SUPPLIED ENTRIES »
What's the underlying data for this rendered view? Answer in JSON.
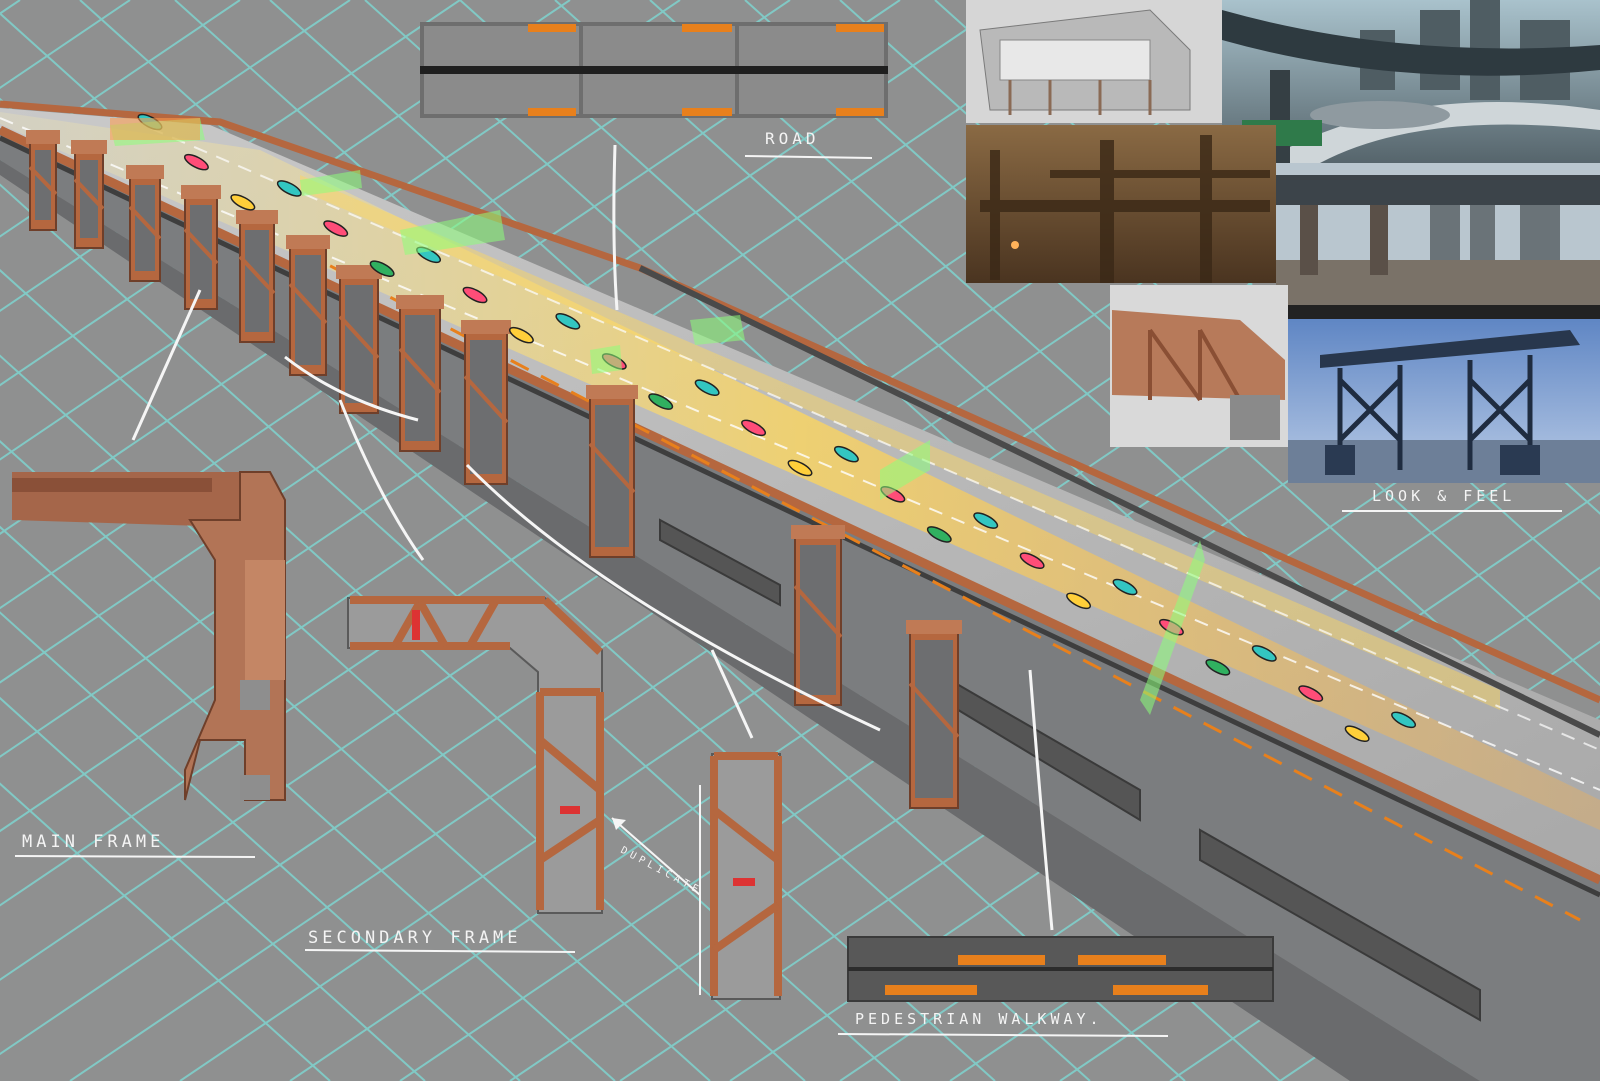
{
  "labels": {
    "road": "ROAD",
    "look_and_feel": "LOOK & FEEL",
    "main_frame": "MAIN FRAME",
    "secondary_frame": "SECONDARY FRAME",
    "duplicate": "DUPLICATE :)",
    "pedestrian_walkway": "PEDESTRIAN WALKWAY."
  },
  "reference_images": [
    {
      "name": "ref-structure-render"
    },
    {
      "name": "ref-highway-city"
    },
    {
      "name": "ref-industrial-painting"
    },
    {
      "name": "ref-overpass-city"
    },
    {
      "name": "ref-bridge-module-closeup"
    },
    {
      "name": "ref-blue-pier"
    }
  ],
  "colors": {
    "background": "#8f9090",
    "grid": "#7fd3cf",
    "frame_rust": "#b5673f",
    "road_gray": "#bdbdbd",
    "stripe_orange": "#e8801c",
    "glow_yellow": "#ffd75a",
    "sketch_white": "#f5f5f5"
  }
}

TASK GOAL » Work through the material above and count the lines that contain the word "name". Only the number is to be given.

ANSWER TO THIS TASK » 6